Sensing Microbial Viability through Bacterial RNA Augments T Follicular Helper Cell and Antibody Responses Academic Article Article uri icon

Overview

MeSH Major

  • Cardiomyopathy, Dilated
  • Heart
  • Muscle Proteins
  • SKP Cullin F-Box Protein Ligases

abstract

  • © 2018 Elsevier Inc. Live vaccines historically afford superior protection, yet the cellular and molecular mechanisms mediating protective immunity remain unclear. Here we found that vaccination of mice with live, but not dead, Gram-negative bacteria heightened follicular T helper cell (Tfh) differentiation, germinal center formation, and protective antibody production through the signaling adaptor TRIF. Complementing the dead vaccine with an innate signature of bacterial viability, bacterial RNA, recapitulated these responses.

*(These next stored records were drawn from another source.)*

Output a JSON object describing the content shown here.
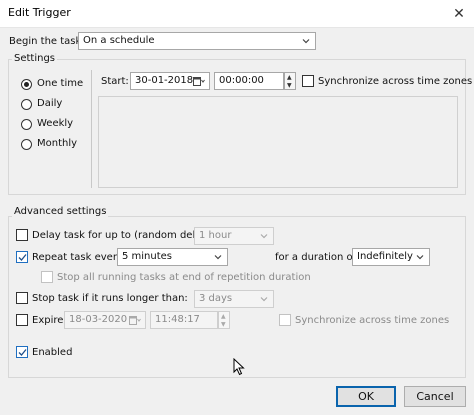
{
  "window": {
    "title": "Edit Trigger",
    "close_glyph": "✕"
  },
  "begin": {
    "label": "Begin the task:",
    "value": "On a schedule"
  },
  "settings": {
    "legend": "Settings",
    "radios": [
      {
        "label": "One time",
        "checked": true
      },
      {
        "label": "Daily",
        "checked": false
      },
      {
        "label": "Weekly",
        "checked": false
      },
      {
        "label": "Monthly",
        "checked": false
      }
    ],
    "start_label": "Start:",
    "start_date": "30-01-2018",
    "start_time": "00:00:00",
    "sync_label": "Synchronize across time zones"
  },
  "advanced": {
    "legend": "Advanced settings",
    "delay": {
      "label": "Delay task for up to (random delay):",
      "value": "1 hour",
      "checked": false
    },
    "repeat": {
      "label": "Repeat task every:",
      "value": "5 minutes",
      "checked": true,
      "duration_label": "for a duration of:",
      "duration_value": "Indefinitely"
    },
    "stop_all": {
      "label": "Stop all running tasks at end of repetition duration",
      "checked": false
    },
    "stop_long": {
      "label": "Stop task if it runs longer than:",
      "value": "3 days",
      "checked": false
    },
    "expire": {
      "label": "Expire:",
      "date": "18-03-2020",
      "time": "11:48:17",
      "checked": false,
      "sync_label": "Synchronize across time zones"
    },
    "enabled": {
      "label": "Enabled",
      "checked": true
    }
  },
  "buttons": {
    "ok": "OK",
    "cancel": "Cancel"
  }
}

The interferon (IFN) and inflammasome pathways downstream of TRIF orchestrated Tfh responses extrinsically to B cells and classical dendritic cells. Instead, CX3CR1 + CCR2 – monocytes instructed Tfh differentiation through interleukin-1β (IL-1β), a tightly regulated cytokine secreted upon TRIF-dependent IFN licensing of the inflammasome. Hierarchical production of IFN-β and IL-1β dictated Tfh differentiation and elicited the augmented humoral responses characteristic of live vaccines. These findings identify bacterial RNA, an innate signature of microbial viability, as a trigger for Tfh differentiation and suggest new approaches toward vaccine formulations for coordinating augmented Tfh and B cell responses. Live vaccines typically elicit augmented humoral responses, affording superior protection. Barbet et al. report that innate detection of bacterial RNA, a signature of microbial viability, directs a heightened Tfh cell response. This response is extrinsic to B cells and dendritic cells and involves CX3CR1 + CCR2 – monocyte instruction of Tfh differentiation via TRIF-dependent IFN-β licensing of bacterial RNA-driven inflammasome activation.

publication date

  • January 2018

Research

keywords

  • Academic Article

Identity

Digital Object Identifier (DOI)

  • 10.1016/j.immuni.2018.02.015

PubMed ID

  • 29548673

Additional Document Info